* **Work item**
What you should output is the data below, unchanged in every character.
>>>>>
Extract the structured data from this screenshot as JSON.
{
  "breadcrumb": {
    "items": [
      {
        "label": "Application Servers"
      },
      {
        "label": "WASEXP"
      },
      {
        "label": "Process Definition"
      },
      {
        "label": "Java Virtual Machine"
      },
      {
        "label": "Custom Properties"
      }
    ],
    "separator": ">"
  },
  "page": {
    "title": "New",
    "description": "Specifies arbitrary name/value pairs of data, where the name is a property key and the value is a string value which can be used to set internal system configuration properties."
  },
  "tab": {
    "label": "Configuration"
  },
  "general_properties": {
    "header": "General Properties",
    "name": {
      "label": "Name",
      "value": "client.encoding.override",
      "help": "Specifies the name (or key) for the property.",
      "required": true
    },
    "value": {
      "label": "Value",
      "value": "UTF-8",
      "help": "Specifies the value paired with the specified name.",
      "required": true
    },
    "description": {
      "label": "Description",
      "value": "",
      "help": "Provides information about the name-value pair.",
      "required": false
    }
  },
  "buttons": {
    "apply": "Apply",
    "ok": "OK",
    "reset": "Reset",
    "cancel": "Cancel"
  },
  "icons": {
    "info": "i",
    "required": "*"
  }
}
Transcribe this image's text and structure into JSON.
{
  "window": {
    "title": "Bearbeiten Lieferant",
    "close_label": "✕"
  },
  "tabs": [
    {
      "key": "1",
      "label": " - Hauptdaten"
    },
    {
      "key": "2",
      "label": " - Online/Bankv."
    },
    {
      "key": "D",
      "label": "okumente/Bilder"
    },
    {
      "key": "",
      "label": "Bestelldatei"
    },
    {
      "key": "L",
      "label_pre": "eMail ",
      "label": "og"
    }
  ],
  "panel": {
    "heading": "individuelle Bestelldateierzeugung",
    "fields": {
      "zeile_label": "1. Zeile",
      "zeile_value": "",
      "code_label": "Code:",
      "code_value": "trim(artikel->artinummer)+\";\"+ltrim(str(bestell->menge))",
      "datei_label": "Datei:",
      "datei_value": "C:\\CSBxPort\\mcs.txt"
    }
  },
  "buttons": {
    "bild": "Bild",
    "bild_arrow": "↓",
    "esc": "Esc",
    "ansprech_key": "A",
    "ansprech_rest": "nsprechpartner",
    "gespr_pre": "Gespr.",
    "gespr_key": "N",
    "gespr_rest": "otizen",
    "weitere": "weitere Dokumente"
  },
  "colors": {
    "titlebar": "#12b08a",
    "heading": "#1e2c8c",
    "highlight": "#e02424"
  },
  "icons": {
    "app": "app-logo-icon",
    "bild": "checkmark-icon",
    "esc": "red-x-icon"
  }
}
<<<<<
* **Solution to the problem**
Extract the structured data from this screenshot as JSON.
{
  "breadcrumb": {
    "items": [
      {
        "label": "Application Servers"
      },
      {
        "label": "WASEXP"
      },
      {
        "label": "Process Definition"
      },
      {
        "label": "Java Virtual Machine"
      },
      {
        "label": "Custom Properties"
      }
    ],
    "separator": ">"
  },
  "page": {
    "title": "New",
    "description": "Specifies arbitrary name/value pairs of data, where the name is a property key and the value is a string value which can be used to set internal system configuration properties."
  },
  "tab": {
    "label": "Configuration"
  },
  "general_properties": {
    "header": "General Properties",
    "name": {
      "label": "Name",
      "value": "client.encoding.override",
      "help": "Specifies the name (or key) for the property.",
      "required": true
    },
    "value": {
      "label": "Value",
      "value": "UTF-8",
      "help": "Specifies the value paired with the specified name.",
      "required": true
    },
    "description": {
      "label": "Description",
      "value": "",
      "help": "Provides information about the name-value pair.",
      "required": false
    }
  },
  "buttons": {
    "apply": "Apply",
    "ok": "OK",
    "reset": "Reset",
    "cancel": "Cancel"
  },
  "icons": {
    "info": "i",
    "required": "*"
  }
}
Transcribe this image's text and structure into JSON.
{
  "window": {
    "title": "Bearbeiten Lieferant",
    "close_label": "✕"
  },
  "tabs": [
    {
      "key": "1",
      "label": " - Hauptdaten"
    },
    {
      "key": "2",
      "label": " - Online/Bankv."
    },
    {
      "key": "D",
      "label": "okumente/Bilder"
    },
    {
      "key": "",
      "label": "Bestelldatei"
    },
    {
      "key": "L",
      "label_pre": "eMail ",
      "label": "og"
    }
  ],
  "panel": {
    "heading": "individuelle Bestelldateierzeugung",
    "fields": {
      "zeile_label": "1. Zeile",
      "zeile_value": "",
      "code_label": "Code:",
      "code_value": "trim(artikel->artinummer)+\";\"+ltrim(str(bestell->menge))",
      "datei_label": "Datei:",
      "datei_value": "C:\\CSBxPort\\mcs.txt"
    }
  },
  "buttons": {
    "bild": "Bild",
    "bild_arrow": "↓",
    "esc": "Esc",
    "ansprech_key": "A",
    "ansprech_rest": "nsprechpartner",
    "gespr_pre": "Gespr.",
    "gespr_key": "N",
    "gespr_rest": "otizen",
    "weitere": "weitere Dokumente"
  },
  "colors": {
    "titlebar": "#12b08a",
    "heading": "#1e2c8c",
    "highlight": "#e02424"
  },
  "icons": {
    "app": "app-logo-icon",
    "bild": "checkmark-icon",
    "esc": "red-x-icon"
  }
}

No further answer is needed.